[Data excerpts]

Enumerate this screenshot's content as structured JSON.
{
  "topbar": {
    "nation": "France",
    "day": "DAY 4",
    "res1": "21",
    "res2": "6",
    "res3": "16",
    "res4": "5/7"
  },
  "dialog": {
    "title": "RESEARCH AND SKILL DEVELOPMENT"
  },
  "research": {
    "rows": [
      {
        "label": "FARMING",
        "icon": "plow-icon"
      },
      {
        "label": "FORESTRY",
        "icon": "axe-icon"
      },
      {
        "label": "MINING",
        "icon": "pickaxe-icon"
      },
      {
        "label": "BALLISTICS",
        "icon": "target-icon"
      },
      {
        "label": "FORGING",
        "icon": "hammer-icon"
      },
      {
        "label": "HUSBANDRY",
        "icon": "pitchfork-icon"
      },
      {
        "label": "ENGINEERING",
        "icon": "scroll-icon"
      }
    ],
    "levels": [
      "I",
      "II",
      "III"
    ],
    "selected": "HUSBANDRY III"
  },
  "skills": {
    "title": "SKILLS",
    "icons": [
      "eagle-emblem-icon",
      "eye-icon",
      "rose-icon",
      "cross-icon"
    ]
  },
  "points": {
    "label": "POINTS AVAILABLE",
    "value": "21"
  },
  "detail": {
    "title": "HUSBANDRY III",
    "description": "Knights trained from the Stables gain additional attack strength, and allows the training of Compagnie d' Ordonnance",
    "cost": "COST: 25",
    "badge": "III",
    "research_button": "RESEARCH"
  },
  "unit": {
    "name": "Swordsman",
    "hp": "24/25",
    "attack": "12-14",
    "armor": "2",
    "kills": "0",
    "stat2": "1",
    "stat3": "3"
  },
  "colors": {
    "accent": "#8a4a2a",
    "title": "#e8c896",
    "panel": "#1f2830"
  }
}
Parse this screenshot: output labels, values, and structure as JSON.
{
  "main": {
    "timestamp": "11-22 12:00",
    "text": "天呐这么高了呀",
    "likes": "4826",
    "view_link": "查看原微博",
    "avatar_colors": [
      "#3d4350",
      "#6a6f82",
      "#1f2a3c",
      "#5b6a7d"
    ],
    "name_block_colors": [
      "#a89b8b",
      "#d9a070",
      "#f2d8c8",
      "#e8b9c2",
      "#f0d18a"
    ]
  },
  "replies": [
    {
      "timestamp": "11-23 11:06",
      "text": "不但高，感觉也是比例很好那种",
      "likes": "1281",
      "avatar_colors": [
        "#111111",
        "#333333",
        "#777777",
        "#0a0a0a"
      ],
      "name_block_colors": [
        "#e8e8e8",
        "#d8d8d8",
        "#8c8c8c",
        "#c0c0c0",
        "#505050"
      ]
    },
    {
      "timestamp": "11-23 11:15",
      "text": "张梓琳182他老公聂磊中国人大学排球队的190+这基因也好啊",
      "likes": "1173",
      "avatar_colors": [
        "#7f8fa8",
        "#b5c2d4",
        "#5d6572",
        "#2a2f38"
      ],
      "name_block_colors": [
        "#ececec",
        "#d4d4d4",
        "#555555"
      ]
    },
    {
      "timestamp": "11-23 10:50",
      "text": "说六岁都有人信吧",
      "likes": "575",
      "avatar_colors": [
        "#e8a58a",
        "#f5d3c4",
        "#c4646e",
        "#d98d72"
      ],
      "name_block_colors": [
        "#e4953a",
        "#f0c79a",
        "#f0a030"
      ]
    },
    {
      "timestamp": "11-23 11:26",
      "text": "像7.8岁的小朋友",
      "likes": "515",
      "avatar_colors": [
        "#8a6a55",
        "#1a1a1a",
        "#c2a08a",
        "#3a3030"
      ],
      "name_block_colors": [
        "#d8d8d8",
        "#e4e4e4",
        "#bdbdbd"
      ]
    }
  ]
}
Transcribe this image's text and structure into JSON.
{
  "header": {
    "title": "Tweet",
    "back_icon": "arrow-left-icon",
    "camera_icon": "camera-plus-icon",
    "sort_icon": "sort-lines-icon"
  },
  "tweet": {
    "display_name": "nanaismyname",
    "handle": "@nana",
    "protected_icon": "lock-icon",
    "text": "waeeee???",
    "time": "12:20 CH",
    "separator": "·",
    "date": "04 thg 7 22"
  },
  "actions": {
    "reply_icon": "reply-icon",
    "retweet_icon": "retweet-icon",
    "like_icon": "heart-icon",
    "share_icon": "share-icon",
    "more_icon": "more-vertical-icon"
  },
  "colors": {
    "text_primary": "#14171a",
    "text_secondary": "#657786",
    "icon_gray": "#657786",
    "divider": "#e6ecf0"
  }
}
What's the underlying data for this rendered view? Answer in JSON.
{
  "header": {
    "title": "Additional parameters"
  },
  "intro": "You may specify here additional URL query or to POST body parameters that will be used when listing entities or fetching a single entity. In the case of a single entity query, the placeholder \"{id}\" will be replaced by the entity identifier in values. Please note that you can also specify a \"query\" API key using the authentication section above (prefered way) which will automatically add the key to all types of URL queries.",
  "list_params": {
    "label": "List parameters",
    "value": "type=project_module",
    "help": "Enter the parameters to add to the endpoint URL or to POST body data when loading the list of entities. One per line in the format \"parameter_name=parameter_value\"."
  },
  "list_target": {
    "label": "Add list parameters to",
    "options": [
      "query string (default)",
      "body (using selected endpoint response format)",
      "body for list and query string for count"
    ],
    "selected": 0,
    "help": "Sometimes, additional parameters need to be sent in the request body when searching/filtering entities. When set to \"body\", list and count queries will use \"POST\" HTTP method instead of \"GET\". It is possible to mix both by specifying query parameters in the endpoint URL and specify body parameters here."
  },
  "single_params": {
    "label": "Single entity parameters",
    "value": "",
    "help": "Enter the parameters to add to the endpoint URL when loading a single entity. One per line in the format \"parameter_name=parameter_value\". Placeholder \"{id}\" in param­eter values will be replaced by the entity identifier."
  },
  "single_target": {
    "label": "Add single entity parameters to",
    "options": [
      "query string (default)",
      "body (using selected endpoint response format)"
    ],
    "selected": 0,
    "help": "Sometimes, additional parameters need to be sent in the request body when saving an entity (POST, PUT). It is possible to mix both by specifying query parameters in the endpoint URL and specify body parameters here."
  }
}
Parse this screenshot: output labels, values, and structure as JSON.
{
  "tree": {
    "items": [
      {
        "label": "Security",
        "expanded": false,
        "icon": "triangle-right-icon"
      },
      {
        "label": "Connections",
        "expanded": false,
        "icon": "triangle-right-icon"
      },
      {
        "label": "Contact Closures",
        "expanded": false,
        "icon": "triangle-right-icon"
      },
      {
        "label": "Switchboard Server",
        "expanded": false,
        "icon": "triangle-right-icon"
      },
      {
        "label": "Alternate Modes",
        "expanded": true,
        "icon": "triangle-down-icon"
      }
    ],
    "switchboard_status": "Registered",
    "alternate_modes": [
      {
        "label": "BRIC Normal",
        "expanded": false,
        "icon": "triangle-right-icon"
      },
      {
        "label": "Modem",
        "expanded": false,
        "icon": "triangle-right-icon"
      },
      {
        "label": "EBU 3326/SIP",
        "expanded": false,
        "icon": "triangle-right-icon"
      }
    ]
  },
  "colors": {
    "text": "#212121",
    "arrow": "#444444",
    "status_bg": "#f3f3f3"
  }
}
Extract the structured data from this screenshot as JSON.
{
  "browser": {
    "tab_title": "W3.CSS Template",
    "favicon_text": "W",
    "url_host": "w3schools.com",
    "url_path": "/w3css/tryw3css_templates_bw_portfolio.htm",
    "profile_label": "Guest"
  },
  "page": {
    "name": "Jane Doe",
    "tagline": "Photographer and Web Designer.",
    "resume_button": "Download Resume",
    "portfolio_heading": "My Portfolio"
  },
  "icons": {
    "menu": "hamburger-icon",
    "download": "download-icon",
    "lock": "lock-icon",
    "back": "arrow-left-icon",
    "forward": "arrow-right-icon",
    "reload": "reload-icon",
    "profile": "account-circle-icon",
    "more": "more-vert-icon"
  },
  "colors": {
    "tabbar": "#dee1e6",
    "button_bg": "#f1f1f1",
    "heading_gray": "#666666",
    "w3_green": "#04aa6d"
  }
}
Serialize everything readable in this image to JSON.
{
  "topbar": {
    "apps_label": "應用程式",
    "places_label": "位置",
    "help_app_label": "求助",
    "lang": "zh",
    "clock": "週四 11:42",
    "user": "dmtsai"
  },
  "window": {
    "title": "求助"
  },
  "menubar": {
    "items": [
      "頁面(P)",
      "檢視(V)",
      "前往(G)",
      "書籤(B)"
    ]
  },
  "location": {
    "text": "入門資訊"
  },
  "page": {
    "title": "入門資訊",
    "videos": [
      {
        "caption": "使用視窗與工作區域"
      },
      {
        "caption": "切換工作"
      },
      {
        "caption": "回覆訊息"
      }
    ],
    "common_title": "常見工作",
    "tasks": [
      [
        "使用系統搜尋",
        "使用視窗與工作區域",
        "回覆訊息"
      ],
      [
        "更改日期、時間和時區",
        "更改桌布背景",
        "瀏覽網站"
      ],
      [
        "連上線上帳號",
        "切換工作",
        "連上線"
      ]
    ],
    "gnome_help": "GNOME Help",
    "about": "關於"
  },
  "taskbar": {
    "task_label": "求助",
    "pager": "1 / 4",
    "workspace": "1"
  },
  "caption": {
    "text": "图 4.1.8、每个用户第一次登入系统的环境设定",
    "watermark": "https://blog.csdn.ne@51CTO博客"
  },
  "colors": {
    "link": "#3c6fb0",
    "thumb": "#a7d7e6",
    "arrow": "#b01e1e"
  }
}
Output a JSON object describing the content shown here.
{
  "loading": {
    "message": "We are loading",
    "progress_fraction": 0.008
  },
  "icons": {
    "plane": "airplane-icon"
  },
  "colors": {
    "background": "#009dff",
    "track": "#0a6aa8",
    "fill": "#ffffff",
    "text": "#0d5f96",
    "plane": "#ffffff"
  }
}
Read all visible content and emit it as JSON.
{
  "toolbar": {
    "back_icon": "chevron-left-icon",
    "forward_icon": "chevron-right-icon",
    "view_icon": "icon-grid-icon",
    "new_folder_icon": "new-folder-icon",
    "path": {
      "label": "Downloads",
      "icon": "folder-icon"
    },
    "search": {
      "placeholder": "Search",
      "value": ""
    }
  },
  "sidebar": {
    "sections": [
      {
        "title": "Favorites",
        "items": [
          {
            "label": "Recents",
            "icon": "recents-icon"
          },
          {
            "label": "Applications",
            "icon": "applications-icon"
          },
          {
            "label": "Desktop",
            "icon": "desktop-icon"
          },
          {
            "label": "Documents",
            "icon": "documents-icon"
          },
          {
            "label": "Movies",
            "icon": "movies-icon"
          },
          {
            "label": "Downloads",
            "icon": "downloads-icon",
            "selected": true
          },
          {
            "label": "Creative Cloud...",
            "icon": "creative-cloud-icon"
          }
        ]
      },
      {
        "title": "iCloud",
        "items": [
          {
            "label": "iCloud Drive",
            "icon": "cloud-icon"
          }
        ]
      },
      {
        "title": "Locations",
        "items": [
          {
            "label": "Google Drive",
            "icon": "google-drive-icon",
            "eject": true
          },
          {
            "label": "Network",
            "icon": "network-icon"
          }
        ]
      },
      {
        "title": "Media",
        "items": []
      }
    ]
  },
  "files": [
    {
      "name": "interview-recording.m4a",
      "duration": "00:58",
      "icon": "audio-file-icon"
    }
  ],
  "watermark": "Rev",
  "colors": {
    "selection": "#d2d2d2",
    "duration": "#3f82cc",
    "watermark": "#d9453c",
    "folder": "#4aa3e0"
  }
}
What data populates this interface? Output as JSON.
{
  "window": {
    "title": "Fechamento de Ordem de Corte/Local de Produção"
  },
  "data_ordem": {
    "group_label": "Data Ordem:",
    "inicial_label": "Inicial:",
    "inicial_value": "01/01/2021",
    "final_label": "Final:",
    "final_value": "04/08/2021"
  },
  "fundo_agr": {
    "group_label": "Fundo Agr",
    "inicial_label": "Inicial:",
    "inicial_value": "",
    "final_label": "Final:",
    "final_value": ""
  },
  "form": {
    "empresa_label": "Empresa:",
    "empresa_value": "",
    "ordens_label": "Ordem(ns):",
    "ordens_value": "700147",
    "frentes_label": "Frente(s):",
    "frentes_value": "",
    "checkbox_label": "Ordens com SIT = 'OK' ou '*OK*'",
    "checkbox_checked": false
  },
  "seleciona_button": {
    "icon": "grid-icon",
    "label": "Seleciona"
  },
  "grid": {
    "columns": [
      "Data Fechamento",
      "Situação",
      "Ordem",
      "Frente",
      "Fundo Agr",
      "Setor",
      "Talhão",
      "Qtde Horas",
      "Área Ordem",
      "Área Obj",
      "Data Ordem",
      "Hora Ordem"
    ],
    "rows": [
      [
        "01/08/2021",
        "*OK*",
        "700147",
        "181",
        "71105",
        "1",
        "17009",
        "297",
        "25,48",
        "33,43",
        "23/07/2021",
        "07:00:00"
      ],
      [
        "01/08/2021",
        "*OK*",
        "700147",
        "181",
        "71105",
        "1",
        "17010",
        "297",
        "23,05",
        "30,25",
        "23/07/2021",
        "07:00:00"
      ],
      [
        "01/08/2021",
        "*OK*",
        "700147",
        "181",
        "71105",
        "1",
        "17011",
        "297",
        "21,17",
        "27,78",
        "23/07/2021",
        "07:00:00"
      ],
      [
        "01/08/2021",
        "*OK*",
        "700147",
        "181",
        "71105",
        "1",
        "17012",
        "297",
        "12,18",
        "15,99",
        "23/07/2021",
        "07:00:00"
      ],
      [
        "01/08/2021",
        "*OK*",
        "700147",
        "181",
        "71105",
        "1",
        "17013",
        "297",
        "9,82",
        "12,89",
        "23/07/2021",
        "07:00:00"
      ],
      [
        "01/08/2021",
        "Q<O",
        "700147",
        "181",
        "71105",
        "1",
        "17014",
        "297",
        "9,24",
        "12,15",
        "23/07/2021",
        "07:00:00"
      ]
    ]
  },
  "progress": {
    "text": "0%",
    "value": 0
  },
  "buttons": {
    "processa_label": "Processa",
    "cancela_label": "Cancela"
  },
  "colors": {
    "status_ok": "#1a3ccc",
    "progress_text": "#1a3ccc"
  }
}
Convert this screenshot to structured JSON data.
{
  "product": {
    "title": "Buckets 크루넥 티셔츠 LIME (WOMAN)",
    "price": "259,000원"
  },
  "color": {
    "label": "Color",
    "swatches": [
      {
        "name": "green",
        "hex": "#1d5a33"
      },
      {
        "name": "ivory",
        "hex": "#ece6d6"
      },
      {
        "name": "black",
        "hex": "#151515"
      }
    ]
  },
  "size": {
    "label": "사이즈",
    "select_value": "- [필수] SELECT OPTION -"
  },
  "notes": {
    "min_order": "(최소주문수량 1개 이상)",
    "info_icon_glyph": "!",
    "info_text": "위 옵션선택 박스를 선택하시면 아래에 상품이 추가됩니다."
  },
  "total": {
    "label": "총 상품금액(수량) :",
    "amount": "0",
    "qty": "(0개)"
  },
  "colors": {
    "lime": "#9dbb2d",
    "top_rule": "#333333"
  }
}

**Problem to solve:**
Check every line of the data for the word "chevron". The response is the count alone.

**Answer to the exercise:**
2